Give the listing again word for word. Skip the pictures.

━━ RECORDED DATA

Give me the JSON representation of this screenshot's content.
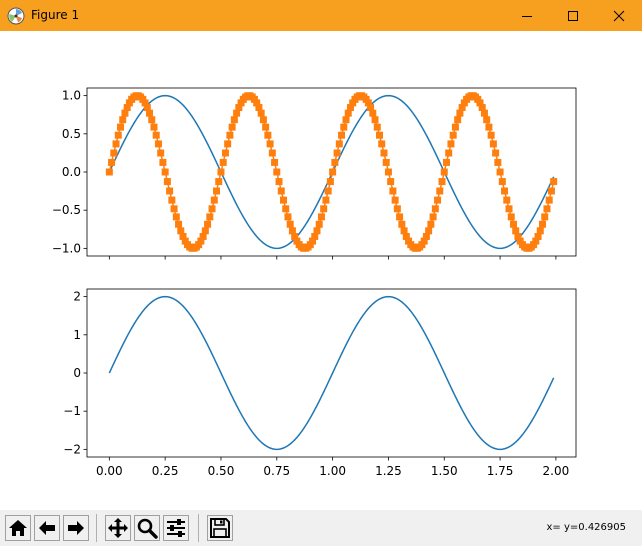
{
  "window": {
    "title": "Figure 1",
    "title_bar_color": "#f7a020"
  },
  "toolbar": {
    "buttons": [
      {
        "name": "home",
        "icon": "home-icon"
      },
      {
        "name": "back",
        "icon": "arrow-left-icon"
      },
      {
        "name": "forward",
        "icon": "arrow-right-icon"
      },
      {
        "name": "pan",
        "icon": "move-icon"
      },
      {
        "name": "zoom",
        "icon": "zoom-icon"
      },
      {
        "name": "configure-subplots",
        "icon": "sliders-icon"
      },
      {
        "name": "save",
        "icon": "save-icon"
      }
    ],
    "coordinates": "x= y=0.426905"
  },
  "chart_data": [
    {
      "type": "line",
      "title": "",
      "xlabel": "",
      "ylabel": "",
      "xlim": [
        -0.1,
        2.09
      ],
      "ylim": [
        -1.1,
        1.1
      ],
      "x_step": 0.01,
      "x_range": [
        0.0,
        1.99
      ],
      "yticks": [
        "−1.0",
        "−0.5",
        "0.0",
        "0.5",
        "1.0"
      ],
      "ytick_values": [
        -1.0,
        -0.5,
        0.0,
        0.5,
        1.0
      ],
      "xticks_labels_visible": false,
      "series": [
        {
          "function": "sin(2*pi*x)",
          "color": "#1f77b4",
          "marker": "none"
        },
        {
          "function": "sin(4*pi*x)",
          "color": "#ff7f0e",
          "marker": "square"
        }
      ]
    },
    {
      "type": "line",
      "title": "",
      "xlabel": "",
      "ylabel": "",
      "xlim": [
        -0.1,
        2.09
      ],
      "ylim": [
        -2.2,
        2.2
      ],
      "x_step": 0.01,
      "x_range": [
        0.0,
        1.99
      ],
      "xticks": [
        "0.00",
        "0.25",
        "0.50",
        "0.75",
        "1.00",
        "1.25",
        "1.50",
        "1.75",
        "2.00"
      ],
      "xtick_values": [
        0.0,
        0.25,
        0.5,
        0.75,
        1.0,
        1.25,
        1.5,
        1.75,
        2.0
      ],
      "yticks": [
        "−2",
        "−1",
        "0",
        "1",
        "2"
      ],
      "ytick_values": [
        -2,
        -1,
        0,
        1,
        2
      ],
      "series": [
        {
          "function": "2*sin(2*pi*x)",
          "color": "#1f77b4",
          "marker": "none"
        }
      ]
    }
  ]
}
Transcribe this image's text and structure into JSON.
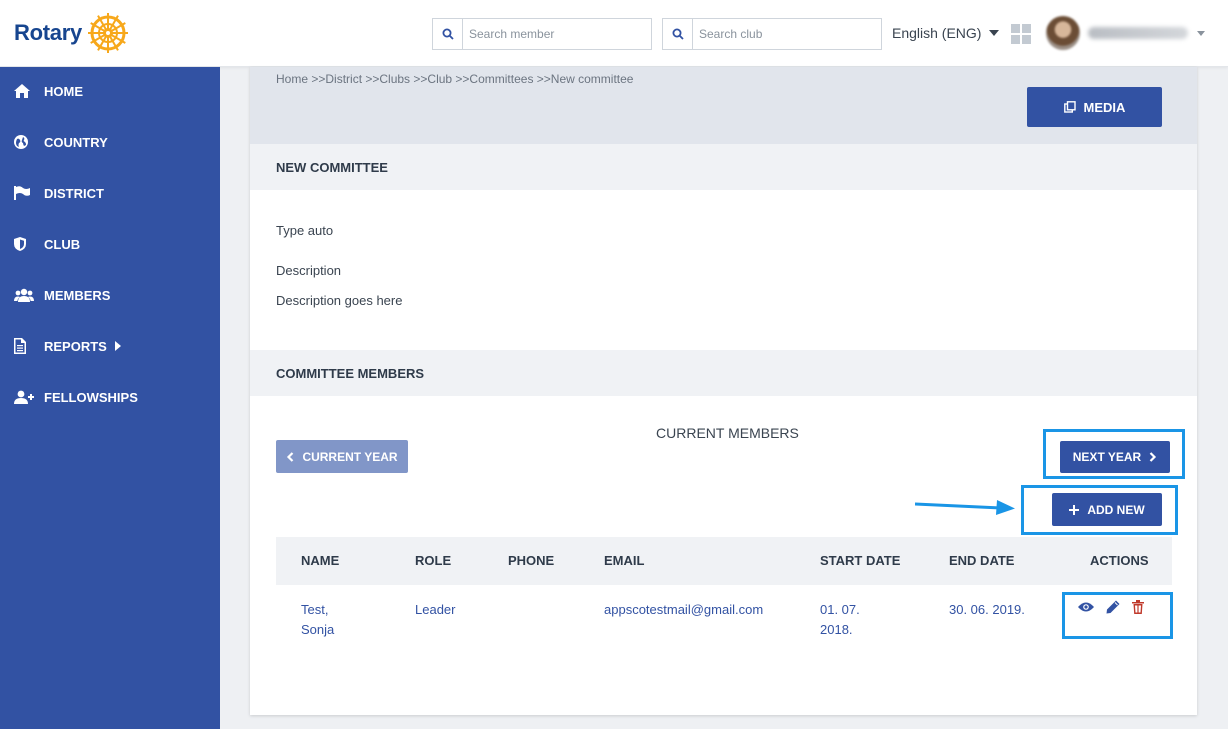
{
  "header": {
    "logo_text": "Rotary",
    "search_member_placeholder": "Search member",
    "search_club_placeholder": "Search club",
    "language": "English (ENG)"
  },
  "sidebar": {
    "items": [
      {
        "label": "HOME",
        "icon": "home-icon"
      },
      {
        "label": "COUNTRY",
        "icon": "globe-icon"
      },
      {
        "label": "DISTRICT",
        "icon": "flag-icon"
      },
      {
        "label": "CLUB",
        "icon": "shield-icon"
      },
      {
        "label": "MEMBERS",
        "icon": "users-icon"
      },
      {
        "label": "REPORTS",
        "icon": "document-icon"
      },
      {
        "label": "FELLOWSHIPS",
        "icon": "user-plus-icon"
      }
    ]
  },
  "breadcrumb": "Home >>District >>Clubs >>Club >>Committees >>New committee",
  "media_label": "MEDIA",
  "committee": {
    "section_title": "NEW COMMITTEE",
    "type": "Type auto",
    "description_label": "Description",
    "description_value": "Description goes here"
  },
  "members": {
    "section_title": "COMMITTEE MEMBERS",
    "current_title": "CURRENT MEMBERS",
    "prev_year_label": "CURRENT YEAR",
    "next_year_label": "NEXT YEAR",
    "add_new_label": "ADD NEW",
    "columns": [
      "NAME",
      "ROLE",
      "PHONE",
      "EMAIL",
      "START DATE",
      "END DATE",
      "ACTIONS"
    ],
    "rows": [
      {
        "name_line1": "Test,",
        "name_line2": "Sonja",
        "role": "Leader",
        "phone": "",
        "email": "appscotestmail@gmail.com",
        "start_line1": "01. 07.",
        "start_line2": "2018.",
        "end": "30. 06. 2019."
      }
    ]
  },
  "colors": {
    "primary": "#3252a3",
    "primary_light": "#8196c8",
    "highlight": "#1a95e6",
    "delete": "#c0392b",
    "logo_gold": "#f7a81b"
  }
}
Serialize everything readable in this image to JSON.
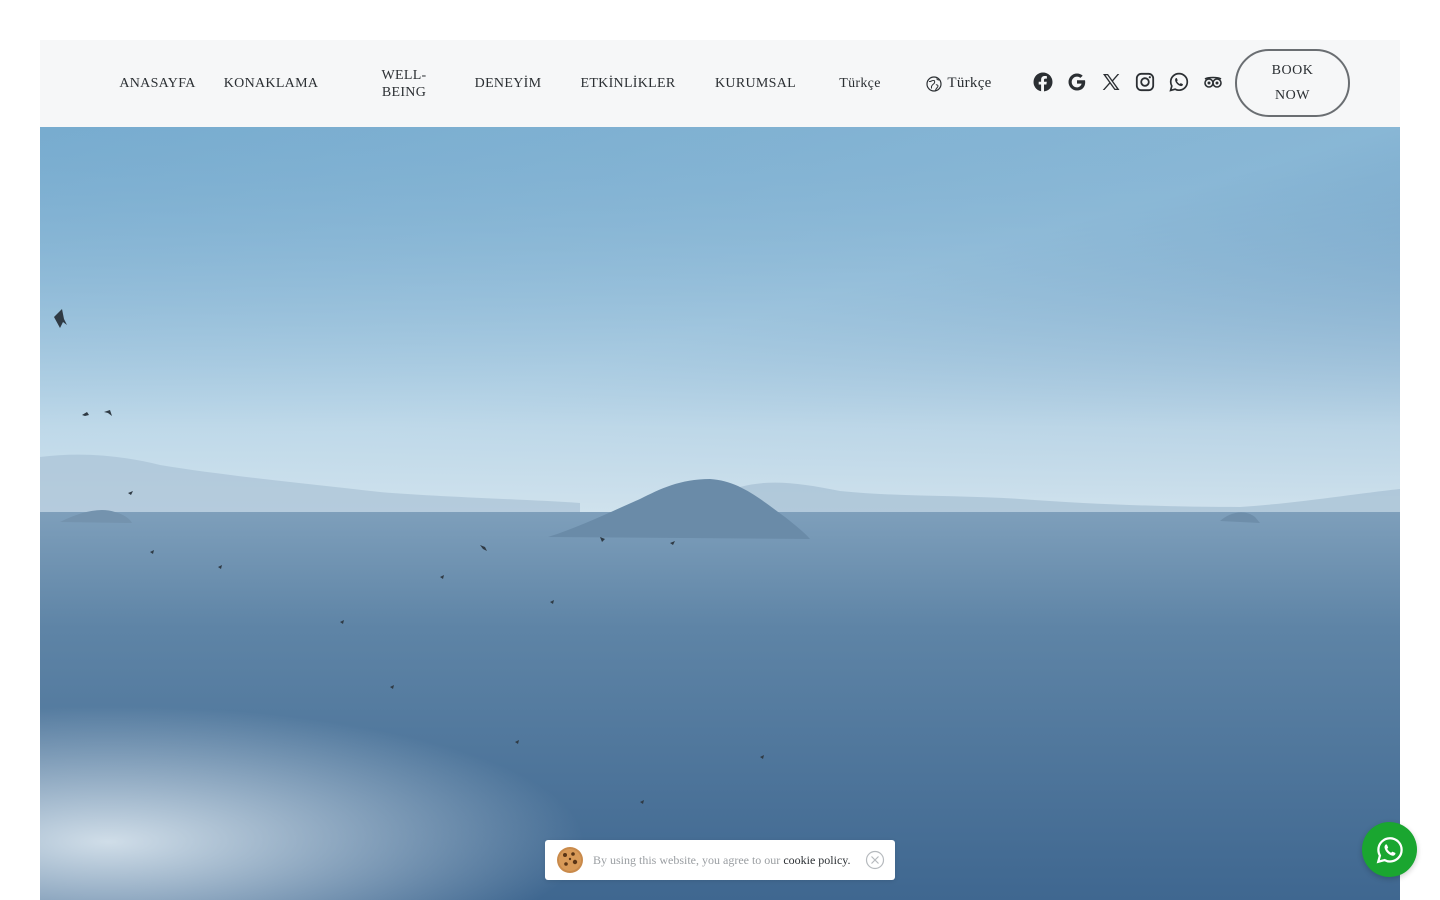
{
  "nav": {
    "items": [
      {
        "label": "ANASAYFA"
      },
      {
        "label": "KONAKLAMA"
      },
      {
        "label": "WELL-BEING"
      },
      {
        "label": "DENEYİM"
      },
      {
        "label": "ETKİNLİKLER"
      },
      {
        "label": "KURUMSAL"
      }
    ],
    "well_line1": "WELL-",
    "well_line2": "BEING",
    "lang_text": "Türkçe",
    "lang_switch_text": "Türkçe",
    "socials": [
      "facebook-icon",
      "google-icon",
      "x-icon",
      "instagram-icon",
      "whatsapp-icon",
      "tripadvisor-icon"
    ],
    "book_line1": "BOOK",
    "book_line2": "NOW"
  },
  "cookie": {
    "text": "By using this website, you agree to our",
    "link": "cookie policy."
  },
  "colors": {
    "nav_bg": "#f6f7f8",
    "text": "#2b2f33",
    "whatsapp_green": "#1aa630"
  }
}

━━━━

*ANSWER SECTION*.
Give me the JSON representation of this screenshot's content.
{
  "window": {
    "title": "Figure 1",
    "title_bar_color": "#f7a020"
  },
  "toolbar": {
    "buttons": [
      {
        "name": "home",
        "icon": "home-icon"
      },
      {
        "name": "back",
        "icon": "arrow-left-icon"
      },
      {
        "name": "forward",
        "icon": "arrow-right-icon"
      },
      {
        "name": "pan",
        "icon": "move-icon"
      },
      {
        "name": "zoom",
        "icon": "zoom-icon"
      },
      {
        "name": "configure-subplots",
        "icon": "sliders-icon"
      },
      {
        "name": "save",
        "icon": "save-icon"
      }
    ],
    "coordinates": "x= y=0.426905"
  },
  "chart_data": [
    {
      "type": "line",
      "title": "",
      "xlabel": "",
      "ylabel": "",
      "xlim": [
        -0.1,
        2.09
      ],
      "ylim": [
        -1.1,
        1.1
      ],
      "x_step": 0.01,
      "x_range": [
        0.0,
        1.99
      ],
      "yticks": [
        "−1.0",
        "−0.5",
        "0.0",
        "0.5",
        "1.0"
      ],
      "ytick_values": [
        -1.0,
        -0.5,
        0.0,
        0.5,
        1.0
      ],
      "xticks_labels_visible": false,
      "series": [
        {
          "function": "sin(2*pi*x)",
          "color": "#1f77b4",
          "marker": "none"
        },
        {
          "function": "sin(4*pi*x)",
          "color": "#ff7f0e",
          "marker": "square"
        }
      ]
    },
    {
      "type": "line",
      "title": "",
      "xlabel": "",
      "ylabel": "",
      "xlim": [
        -0.1,
        2.09
      ],
      "ylim": [
        -2.2,
        2.2
      ],
      "x_step": 0.01,
      "x_range": [
        0.0,
        1.99
      ],
      "xticks": [
        "0.00",
        "0.25",
        "0.50",
        "0.75",
        "1.00",
        "1.25",
        "1.50",
        "1.75",
        "2.00"
      ],
      "xtick_values": [
        0.0,
        0.25,
        0.5,
        0.75,
        1.0,
        1.25,
        1.5,
        1.75,
        2.0
      ],
      "yticks": [
        "−2",
        "−1",
        "0",
        "1",
        "2"
      ],
      "ytick_values": [
        -2,
        -1,
        0,
        1,
        2
      ],
      "series": [
        {
          "function": "2*sin(2*pi*x)",
          "color": "#1f77b4",
          "marker": "none"
        }
      ]
    }
  ]
}
Transcribe this image's text and structure into JSON.
{
  "header": {
    "logo_text": "Rotary",
    "search_member_placeholder": "Search member",
    "search_club_placeholder": "Search club",
    "language": "English (ENG)"
  },
  "sidebar": {
    "items": [
      {
        "label": "HOME",
        "icon": "home-icon"
      },
      {
        "label": "COUNTRY",
        "icon": "globe-icon"
      },
      {
        "label": "DISTRICT",
        "icon": "flag-icon"
      },
      {
        "label": "CLUB",
        "icon": "shield-icon"
      },
      {
        "label": "MEMBERS",
        "icon": "users-icon"
      },
      {
        "label": "REPORTS",
        "icon": "document-icon"
      },
      {
        "label": "FELLOWSHIPS",
        "icon": "user-plus-icon"
      }
    ]
  },
  "breadcrumb": "Home >>District >>Clubs >>Club >>Committees >>New committee",
  "media_label": "MEDIA",
  "committee": {
    "section_title": "NEW COMMITTEE",
    "type": "Type auto",
    "description_label": "Description",
    "description_value": "Description goes here"
  },
  "members": {
    "section_title": "COMMITTEE MEMBERS",
    "current_title": "CURRENT MEMBERS",
    "prev_year_label": "CURRENT YEAR",
    "next_year_label": "NEXT YEAR",
    "add_new_label": "ADD NEW",
    "columns": [
      "NAME",
      "ROLE",
      "PHONE",
      "EMAIL",
      "START DATE",
      "END DATE",
      "ACTIONS"
    ],
    "rows": [
      {
        "name_line1": "Test,",
        "name_line2": "Sonja",
        "role": "Leader",
        "phone": "",
        "email": "appscotestmail@gmail.com",
        "start_line1": "01. 07.",
        "start_line2": "2018.",
        "end": "30. 06. 2019."
      }
    ]
  },
  "colors": {
    "primary": "#3252a3",
    "primary_light": "#8196c8",
    "highlight": "#1a95e6",
    "delete": "#c0392b",
    "logo_gold": "#f7a81b"
  }
}
Serialize everything readable in this image to JSON.
{
  "nav": {
    "items": [
      {
        "label": "ANASAYFA"
      },
      {
        "label": "KONAKLAMA"
      },
      {
        "label": "WELL-BEING"
      },
      {
        "label": "DENEYİM"
      },
      {
        "label": "ETKİNLİKLER"
      },
      {
        "label": "KURUMSAL"
      }
    ],
    "well_line1": "WELL-",
    "well_line2": "BEING",
    "lang_text": "Türkçe",
    "lang_switch_text": "Türkçe",
    "socials": [
      "facebook-icon",
      "google-icon",
      "x-icon",
      "instagram-icon",
      "whatsapp-icon",
      "tripadvisor-icon"
    ],
    "book_line1": "BOOK",
    "book_line2": "NOW"
  },
  "cookie": {
    "text": "By using this website, you agree to our",
    "link": "cookie policy."
  },
  "colors": {
    "nav_bg": "#f6f7f8",
    "text": "#2b2f33",
    "whatsapp_green": "#1aa630"
  }
}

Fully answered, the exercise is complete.